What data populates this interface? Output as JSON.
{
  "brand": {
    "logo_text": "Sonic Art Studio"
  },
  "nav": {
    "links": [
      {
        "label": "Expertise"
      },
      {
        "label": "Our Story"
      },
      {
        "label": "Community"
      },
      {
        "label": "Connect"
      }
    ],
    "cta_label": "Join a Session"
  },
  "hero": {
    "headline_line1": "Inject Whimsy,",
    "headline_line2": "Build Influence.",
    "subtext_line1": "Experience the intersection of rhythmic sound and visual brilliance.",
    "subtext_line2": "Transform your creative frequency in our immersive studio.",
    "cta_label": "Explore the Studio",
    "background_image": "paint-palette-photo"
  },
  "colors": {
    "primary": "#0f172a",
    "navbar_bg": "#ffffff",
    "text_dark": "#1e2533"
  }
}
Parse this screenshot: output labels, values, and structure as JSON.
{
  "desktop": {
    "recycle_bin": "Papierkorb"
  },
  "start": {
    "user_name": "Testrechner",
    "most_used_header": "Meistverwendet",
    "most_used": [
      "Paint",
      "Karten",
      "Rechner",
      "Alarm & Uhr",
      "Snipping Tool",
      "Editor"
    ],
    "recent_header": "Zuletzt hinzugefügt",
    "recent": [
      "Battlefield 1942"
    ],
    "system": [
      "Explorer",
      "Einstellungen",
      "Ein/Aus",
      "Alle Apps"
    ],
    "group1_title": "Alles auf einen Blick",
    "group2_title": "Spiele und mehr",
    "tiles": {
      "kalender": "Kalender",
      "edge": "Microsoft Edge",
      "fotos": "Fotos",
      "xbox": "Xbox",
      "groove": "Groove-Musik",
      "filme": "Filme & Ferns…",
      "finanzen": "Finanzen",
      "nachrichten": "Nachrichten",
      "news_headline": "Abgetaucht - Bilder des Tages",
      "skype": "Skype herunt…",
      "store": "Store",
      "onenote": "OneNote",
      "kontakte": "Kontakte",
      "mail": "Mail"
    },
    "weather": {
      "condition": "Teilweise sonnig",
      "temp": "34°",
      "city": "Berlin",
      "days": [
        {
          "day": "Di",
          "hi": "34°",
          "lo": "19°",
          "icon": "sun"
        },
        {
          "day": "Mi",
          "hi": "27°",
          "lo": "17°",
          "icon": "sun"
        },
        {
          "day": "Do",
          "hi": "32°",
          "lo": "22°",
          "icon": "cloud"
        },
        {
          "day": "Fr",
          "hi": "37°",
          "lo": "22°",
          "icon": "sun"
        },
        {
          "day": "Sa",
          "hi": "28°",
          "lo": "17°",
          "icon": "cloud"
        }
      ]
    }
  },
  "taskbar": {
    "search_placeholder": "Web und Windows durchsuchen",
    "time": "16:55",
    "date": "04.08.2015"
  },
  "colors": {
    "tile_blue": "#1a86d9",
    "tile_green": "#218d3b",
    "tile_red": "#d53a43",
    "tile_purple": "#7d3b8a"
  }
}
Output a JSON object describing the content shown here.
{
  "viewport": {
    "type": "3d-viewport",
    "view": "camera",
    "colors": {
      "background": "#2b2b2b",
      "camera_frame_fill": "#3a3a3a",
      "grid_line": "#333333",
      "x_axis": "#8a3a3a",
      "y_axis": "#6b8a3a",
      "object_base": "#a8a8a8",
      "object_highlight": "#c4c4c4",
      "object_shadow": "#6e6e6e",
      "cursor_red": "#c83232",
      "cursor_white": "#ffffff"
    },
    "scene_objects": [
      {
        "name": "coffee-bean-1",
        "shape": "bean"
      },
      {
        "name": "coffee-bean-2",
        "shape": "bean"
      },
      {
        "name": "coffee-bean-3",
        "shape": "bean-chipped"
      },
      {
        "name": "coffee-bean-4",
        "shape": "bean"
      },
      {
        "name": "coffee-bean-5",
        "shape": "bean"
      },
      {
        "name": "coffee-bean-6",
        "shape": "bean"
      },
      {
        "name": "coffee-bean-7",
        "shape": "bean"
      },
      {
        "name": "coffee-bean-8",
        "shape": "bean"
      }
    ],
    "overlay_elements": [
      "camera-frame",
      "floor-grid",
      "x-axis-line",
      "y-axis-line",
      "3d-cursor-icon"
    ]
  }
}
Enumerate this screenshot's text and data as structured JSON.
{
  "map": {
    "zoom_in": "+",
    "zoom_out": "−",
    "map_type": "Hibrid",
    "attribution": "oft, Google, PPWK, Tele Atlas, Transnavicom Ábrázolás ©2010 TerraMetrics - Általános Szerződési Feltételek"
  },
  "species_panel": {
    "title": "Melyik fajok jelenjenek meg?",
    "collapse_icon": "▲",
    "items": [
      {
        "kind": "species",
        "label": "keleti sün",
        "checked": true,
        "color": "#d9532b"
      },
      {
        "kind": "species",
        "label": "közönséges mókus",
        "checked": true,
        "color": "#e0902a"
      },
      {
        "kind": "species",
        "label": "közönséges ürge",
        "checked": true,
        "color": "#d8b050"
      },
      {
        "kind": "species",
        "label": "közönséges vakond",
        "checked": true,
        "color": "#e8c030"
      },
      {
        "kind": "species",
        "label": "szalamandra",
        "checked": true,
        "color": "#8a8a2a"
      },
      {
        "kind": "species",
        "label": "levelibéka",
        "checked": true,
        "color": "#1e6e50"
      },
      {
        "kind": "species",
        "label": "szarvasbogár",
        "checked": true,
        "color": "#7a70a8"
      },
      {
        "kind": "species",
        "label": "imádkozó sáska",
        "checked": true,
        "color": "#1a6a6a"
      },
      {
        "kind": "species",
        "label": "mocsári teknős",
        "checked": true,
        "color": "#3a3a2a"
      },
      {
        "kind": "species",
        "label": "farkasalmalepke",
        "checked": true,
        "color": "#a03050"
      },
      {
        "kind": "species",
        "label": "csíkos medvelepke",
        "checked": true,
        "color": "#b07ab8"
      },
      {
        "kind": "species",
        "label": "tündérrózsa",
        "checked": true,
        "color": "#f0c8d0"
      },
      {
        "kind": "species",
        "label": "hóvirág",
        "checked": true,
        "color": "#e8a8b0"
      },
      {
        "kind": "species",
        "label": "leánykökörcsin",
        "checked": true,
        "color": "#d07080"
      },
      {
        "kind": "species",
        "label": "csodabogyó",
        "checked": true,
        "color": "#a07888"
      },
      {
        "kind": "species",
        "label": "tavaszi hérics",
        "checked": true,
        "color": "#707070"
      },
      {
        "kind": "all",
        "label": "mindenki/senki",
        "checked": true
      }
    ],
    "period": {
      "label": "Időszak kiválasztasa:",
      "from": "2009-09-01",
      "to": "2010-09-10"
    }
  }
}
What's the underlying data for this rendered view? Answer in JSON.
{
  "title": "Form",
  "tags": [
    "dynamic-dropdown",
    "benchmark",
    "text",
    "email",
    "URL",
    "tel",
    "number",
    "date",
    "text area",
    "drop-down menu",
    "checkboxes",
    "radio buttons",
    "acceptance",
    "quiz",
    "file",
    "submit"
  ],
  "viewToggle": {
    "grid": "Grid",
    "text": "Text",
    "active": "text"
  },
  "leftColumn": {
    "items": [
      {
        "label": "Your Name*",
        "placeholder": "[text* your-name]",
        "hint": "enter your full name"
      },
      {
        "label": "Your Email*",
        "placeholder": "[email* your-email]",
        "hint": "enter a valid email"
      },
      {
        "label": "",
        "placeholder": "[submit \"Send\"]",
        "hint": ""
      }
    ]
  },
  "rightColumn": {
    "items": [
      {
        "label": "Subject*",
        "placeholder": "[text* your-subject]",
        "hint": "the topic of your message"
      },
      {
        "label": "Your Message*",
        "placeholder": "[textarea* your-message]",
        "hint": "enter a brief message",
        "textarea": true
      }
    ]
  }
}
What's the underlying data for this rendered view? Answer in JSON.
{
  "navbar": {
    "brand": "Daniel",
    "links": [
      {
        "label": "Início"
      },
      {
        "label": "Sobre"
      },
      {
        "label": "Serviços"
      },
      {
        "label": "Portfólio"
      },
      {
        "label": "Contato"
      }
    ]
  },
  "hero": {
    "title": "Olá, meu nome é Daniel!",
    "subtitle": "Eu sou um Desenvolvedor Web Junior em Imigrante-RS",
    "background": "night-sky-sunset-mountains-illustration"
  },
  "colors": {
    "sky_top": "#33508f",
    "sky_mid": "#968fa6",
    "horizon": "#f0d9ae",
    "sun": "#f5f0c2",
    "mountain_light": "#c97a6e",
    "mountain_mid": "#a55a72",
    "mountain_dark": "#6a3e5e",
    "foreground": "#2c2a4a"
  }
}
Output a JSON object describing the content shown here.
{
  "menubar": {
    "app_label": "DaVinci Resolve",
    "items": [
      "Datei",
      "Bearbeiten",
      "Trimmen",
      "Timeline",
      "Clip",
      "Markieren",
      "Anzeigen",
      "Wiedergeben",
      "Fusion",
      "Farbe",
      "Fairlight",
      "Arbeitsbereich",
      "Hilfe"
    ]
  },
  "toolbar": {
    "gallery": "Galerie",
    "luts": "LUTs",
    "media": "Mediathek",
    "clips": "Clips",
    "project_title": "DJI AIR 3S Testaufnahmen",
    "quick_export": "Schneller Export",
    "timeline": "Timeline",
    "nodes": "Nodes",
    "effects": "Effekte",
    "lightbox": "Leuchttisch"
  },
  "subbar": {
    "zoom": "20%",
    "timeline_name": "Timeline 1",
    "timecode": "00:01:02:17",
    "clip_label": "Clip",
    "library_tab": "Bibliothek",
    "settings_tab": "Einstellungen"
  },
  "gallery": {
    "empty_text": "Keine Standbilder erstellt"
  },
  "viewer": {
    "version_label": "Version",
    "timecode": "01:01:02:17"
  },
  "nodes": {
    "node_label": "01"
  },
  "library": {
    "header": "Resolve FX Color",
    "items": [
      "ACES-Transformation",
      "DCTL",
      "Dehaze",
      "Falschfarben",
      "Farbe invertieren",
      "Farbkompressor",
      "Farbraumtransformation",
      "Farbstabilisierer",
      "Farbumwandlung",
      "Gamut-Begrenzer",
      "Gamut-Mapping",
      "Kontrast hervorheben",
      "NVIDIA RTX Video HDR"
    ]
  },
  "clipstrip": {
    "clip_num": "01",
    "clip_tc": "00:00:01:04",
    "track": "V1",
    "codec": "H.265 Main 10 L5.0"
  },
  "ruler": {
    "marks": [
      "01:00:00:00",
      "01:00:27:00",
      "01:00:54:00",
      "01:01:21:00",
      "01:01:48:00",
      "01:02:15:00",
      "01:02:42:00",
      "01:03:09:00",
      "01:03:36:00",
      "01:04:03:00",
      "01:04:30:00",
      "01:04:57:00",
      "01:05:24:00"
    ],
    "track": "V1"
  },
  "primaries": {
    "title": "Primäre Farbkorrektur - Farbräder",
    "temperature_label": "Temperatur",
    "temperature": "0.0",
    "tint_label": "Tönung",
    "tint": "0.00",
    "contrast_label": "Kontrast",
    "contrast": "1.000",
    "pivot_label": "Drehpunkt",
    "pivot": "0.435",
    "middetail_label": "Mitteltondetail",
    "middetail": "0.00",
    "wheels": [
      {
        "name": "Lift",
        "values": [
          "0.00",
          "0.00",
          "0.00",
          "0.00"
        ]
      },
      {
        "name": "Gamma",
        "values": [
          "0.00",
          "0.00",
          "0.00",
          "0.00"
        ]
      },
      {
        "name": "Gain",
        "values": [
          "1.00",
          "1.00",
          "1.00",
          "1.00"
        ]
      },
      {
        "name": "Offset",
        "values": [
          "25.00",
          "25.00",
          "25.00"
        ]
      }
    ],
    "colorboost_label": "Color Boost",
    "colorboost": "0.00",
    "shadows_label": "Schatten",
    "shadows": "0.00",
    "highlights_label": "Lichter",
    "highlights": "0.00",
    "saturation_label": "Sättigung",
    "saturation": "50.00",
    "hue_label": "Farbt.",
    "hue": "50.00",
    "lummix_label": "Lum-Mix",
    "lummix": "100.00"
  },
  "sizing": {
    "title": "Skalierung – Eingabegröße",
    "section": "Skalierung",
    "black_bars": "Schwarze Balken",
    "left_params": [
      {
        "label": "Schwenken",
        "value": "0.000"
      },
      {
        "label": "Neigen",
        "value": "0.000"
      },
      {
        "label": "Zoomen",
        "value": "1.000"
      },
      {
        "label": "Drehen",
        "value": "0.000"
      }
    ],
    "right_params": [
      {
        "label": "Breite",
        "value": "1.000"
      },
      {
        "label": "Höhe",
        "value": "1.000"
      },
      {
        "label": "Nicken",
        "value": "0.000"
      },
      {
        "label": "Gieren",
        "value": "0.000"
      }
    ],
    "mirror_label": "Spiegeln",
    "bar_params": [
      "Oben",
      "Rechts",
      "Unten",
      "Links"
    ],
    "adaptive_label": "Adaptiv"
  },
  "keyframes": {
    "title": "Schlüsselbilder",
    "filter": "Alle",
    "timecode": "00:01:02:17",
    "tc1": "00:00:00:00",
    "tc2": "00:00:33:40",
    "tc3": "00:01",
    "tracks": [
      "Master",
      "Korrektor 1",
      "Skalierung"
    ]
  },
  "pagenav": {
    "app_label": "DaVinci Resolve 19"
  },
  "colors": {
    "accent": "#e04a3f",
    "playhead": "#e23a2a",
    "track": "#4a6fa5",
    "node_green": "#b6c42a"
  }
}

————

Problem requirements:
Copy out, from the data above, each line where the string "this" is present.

Expected answer:
What data populates this interface? Output as JSON.
Parse this screenshot: output labels, values, and structure as JSON.
Enumerate this screenshot's text and data as structured JSON.
What's the underlying data for this rendered view? Answer in JSON.
What's the underlying data for this rendered view? Answer in JSON.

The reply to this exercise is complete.